Your assignment » Give back every line of the data below exactly.

* * *

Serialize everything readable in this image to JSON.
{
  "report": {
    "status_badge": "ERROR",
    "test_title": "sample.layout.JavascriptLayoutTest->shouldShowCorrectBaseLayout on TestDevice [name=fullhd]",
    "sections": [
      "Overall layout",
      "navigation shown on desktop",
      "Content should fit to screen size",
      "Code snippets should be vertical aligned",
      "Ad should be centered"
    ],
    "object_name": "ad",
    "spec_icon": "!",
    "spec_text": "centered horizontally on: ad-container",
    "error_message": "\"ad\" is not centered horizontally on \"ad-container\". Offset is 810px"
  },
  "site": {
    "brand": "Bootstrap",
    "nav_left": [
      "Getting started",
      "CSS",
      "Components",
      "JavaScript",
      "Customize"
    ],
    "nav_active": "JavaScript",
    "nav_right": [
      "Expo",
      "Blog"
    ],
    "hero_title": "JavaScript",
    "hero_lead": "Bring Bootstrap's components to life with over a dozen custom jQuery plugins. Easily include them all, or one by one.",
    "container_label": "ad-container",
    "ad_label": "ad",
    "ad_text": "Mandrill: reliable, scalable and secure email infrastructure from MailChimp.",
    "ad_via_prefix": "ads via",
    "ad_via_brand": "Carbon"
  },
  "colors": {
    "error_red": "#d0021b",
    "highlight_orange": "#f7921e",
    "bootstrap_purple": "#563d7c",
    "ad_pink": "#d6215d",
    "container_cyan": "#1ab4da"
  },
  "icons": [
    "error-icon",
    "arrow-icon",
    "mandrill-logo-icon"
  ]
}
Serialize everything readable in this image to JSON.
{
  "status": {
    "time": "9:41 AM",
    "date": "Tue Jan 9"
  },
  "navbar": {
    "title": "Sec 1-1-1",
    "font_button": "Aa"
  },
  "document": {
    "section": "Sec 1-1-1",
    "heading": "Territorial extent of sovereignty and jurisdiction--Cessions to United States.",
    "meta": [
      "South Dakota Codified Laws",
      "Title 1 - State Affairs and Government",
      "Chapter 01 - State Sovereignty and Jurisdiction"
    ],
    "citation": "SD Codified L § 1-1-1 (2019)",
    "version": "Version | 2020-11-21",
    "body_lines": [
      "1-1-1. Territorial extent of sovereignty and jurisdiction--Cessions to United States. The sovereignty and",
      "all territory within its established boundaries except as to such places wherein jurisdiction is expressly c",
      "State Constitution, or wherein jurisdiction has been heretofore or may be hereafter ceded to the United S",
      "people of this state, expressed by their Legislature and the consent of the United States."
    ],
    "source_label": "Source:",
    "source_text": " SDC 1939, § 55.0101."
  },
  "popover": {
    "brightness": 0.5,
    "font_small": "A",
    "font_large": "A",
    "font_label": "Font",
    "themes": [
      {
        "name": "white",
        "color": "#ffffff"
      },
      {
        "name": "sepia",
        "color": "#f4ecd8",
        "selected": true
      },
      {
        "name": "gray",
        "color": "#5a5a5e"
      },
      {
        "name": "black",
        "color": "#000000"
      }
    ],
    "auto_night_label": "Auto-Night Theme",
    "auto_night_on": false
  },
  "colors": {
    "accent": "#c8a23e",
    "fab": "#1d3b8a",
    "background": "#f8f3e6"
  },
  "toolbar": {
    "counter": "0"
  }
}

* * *

Exercise answer »
Serialize everything readable in this image to JSON.
{
  "report": {
    "status_badge": "ERROR",
    "test_title": "sample.layout.JavascriptLayoutTest->shouldShowCorrectBaseLayout on TestDevice [name=fullhd]",
    "sections": [
      "Overall layout",
      "navigation shown on desktop",
      "Content should fit to screen size",
      "Code snippets should be vertical aligned",
      "Ad should be centered"
    ],
    "object_name": "ad",
    "spec_icon": "!",
    "spec_text": "centered horizontally on: ad-container",
    "error_message": "\"ad\" is not centered horizontally on \"ad-container\". Offset is 810px"
  },
  "site": {
    "brand": "Bootstrap",
    "nav_left": [
      "Getting started",
      "CSS",
      "Components",
      "JavaScript",
      "Customize"
    ],
    "nav_active": "JavaScript",
    "nav_right": [
      "Expo",
      "Blog"
    ],
    "hero_title": "JavaScript",
    "hero_lead": "Bring Bootstrap's components to life with over a dozen custom jQuery plugins. Easily include them all, or one by one.",
    "container_label": "ad-container",
    "ad_label": "ad",
    "ad_text": "Mandrill: reliable, scalable and secure email infrastructure from MailChimp.",
    "ad_via_prefix": "ads via",
    "ad_via_brand": "Carbon"
  },
  "colors": {
    "error_red": "#d0021b",
    "highlight_orange": "#f7921e",
    "bootstrap_purple": "#563d7c",
    "ad_pink": "#d6215d",
    "container_cyan": "#1ab4da"
  },
  "icons": [
    "error-icon",
    "arrow-icon",
    "mandrill-logo-icon"
  ]
}
Serialize everything readable in this image to JSON.
{
  "status": {
    "time": "9:41 AM",
    "date": "Tue Jan 9"
  },
  "navbar": {
    "title": "Sec 1-1-1",
    "font_button": "Aa"
  },
  "document": {
    "section": "Sec 1-1-1",
    "heading": "Territorial extent of sovereignty and jurisdiction--Cessions to United States.",
    "meta": [
      "South Dakota Codified Laws",
      "Title 1 - State Affairs and Government",
      "Chapter 01 - State Sovereignty and Jurisdiction"
    ],
    "citation": "SD Codified L § 1-1-1 (2019)",
    "version": "Version | 2020-11-21",
    "body_lines": [
      "1-1-1. Territorial extent of sovereignty and jurisdiction--Cessions to United States. The sovereignty and",
      "all territory within its established boundaries except as to such places wherein jurisdiction is expressly c",
      "State Constitution, or wherein jurisdiction has been heretofore or may be hereafter ceded to the United S",
      "people of this state, expressed by their Legislature and the consent of the United States."
    ],
    "source_label": "Source:",
    "source_text": " SDC 1939, § 55.0101."
  },
  "popover": {
    "brightness": 0.5,
    "font_small": "A",
    "font_large": "A",
    "font_label": "Font",
    "themes": [
      {
        "name": "white",
        "color": "#ffffff"
      },
      {
        "name": "sepia",
        "color": "#f4ecd8",
        "selected": true
      },
      {
        "name": "gray",
        "color": "#5a5a5e"
      },
      {
        "name": "black",
        "color": "#000000"
      }
    ],
    "auto_night_label": "Auto-Night Theme",
    "auto_night_on": false
  },
  "colors": {
    "accent": "#c8a23e",
    "fab": "#1d3b8a",
    "background": "#f8f3e6"
  },
  "toolbar": {
    "counter": "0"
  }
}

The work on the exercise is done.